═════ RECORDED DATA
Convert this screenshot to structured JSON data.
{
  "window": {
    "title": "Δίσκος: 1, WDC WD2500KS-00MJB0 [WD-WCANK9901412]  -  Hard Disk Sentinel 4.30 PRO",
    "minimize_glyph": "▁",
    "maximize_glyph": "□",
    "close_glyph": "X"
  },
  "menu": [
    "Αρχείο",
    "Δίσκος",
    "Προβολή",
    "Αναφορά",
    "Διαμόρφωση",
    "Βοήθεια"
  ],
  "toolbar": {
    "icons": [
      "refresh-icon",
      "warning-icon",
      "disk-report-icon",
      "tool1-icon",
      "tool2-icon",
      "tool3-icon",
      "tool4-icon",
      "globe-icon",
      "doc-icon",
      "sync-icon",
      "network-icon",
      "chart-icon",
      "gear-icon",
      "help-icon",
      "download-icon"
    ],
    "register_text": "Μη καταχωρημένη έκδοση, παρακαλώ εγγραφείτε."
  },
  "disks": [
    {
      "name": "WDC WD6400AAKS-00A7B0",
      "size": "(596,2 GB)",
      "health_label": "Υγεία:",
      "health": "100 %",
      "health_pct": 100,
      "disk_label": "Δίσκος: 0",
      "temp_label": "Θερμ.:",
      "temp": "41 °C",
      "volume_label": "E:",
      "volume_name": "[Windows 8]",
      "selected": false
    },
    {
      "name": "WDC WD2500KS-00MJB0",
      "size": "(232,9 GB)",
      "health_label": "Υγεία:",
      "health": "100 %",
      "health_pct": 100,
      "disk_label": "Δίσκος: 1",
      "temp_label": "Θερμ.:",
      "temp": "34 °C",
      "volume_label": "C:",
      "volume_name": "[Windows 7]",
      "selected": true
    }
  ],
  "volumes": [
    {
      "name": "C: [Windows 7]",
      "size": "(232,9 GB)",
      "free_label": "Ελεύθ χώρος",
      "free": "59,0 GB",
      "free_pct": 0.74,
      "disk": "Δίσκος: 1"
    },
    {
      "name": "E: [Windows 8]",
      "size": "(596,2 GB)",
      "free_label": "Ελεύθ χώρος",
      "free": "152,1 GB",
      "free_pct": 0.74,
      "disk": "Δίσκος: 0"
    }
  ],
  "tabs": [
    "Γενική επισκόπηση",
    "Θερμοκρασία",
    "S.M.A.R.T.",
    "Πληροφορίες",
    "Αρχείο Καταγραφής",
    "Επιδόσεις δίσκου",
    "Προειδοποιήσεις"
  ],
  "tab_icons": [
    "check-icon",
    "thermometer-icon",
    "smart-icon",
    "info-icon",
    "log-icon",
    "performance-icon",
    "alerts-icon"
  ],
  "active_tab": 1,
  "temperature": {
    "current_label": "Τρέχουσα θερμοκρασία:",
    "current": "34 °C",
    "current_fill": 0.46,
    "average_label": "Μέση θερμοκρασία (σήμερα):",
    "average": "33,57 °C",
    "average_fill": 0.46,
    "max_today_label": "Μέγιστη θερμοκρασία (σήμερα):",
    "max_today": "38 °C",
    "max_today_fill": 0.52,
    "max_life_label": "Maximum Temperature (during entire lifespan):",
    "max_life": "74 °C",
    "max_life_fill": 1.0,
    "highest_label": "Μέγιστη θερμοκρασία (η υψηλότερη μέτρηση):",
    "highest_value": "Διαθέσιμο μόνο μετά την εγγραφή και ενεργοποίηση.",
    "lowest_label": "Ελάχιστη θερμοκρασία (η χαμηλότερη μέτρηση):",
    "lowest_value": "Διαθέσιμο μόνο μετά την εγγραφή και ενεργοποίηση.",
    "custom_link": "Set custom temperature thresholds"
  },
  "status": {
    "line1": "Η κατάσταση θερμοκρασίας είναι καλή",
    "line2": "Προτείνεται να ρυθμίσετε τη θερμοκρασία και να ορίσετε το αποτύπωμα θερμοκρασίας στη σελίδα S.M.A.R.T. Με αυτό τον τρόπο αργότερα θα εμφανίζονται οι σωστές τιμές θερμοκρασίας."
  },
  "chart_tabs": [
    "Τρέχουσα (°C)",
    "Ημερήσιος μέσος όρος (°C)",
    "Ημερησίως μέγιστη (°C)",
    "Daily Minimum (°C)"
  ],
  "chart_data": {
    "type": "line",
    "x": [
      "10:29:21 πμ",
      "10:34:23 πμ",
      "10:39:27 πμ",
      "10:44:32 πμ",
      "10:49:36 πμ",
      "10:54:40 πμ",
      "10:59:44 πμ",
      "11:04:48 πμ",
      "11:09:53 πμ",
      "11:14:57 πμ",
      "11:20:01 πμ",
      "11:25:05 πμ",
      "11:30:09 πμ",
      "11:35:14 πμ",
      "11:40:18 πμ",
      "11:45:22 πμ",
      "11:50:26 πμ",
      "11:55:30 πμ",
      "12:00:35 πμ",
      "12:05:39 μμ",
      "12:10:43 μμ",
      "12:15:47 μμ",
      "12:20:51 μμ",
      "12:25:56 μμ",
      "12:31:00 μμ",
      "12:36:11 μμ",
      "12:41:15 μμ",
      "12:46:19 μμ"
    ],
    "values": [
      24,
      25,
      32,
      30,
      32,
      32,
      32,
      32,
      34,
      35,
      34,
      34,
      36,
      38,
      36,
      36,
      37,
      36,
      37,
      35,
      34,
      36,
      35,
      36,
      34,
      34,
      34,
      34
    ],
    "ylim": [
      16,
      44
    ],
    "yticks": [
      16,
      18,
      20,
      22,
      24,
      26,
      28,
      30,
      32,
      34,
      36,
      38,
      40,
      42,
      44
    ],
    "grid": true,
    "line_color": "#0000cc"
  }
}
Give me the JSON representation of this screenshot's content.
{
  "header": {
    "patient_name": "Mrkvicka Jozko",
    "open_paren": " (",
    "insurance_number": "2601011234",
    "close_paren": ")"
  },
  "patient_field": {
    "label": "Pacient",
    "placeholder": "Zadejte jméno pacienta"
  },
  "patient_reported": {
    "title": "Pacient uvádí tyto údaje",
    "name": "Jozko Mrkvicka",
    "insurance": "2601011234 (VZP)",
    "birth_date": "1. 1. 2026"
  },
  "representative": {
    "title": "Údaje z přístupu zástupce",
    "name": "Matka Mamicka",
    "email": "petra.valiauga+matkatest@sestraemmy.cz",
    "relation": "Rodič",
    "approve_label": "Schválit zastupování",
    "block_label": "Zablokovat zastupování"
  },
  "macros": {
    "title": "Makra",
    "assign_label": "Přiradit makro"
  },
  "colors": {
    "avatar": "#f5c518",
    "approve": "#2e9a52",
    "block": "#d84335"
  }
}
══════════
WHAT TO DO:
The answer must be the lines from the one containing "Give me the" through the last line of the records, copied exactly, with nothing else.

EXERCISE ANSWER:
Give me the JSON representation of this screenshot's content.
{
  "header": {
    "patient_name": "Mrkvicka Jozko",
    "open_paren": " (",
    "insurance_number": "2601011234",
    "close_paren": ")"
  },
  "patient_field": {
    "label": "Pacient",
    "placeholder": "Zadejte jméno pacienta"
  },
  "patient_reported": {
    "title": "Pacient uvádí tyto údaje",
    "name": "Jozko Mrkvicka",
    "insurance": "2601011234 (VZP)",
    "birth_date": "1. 1. 2026"
  },
  "representative": {
    "title": "Údaje z přístupu zástupce",
    "name": "Matka Mamicka",
    "email": "petra.valiauga+matkatest@sestraemmy.cz",
    "relation": "Rodič",
    "approve_label": "Schválit zastupování",
    "block_label": "Zablokovat zastupování"
  },
  "macros": {
    "title": "Makra",
    "assign_label": "Přiradit makro"
  },
  "colors": {
    "avatar": "#f5c518",
    "approve": "#2e9a52",
    "block": "#d84335"
  }
}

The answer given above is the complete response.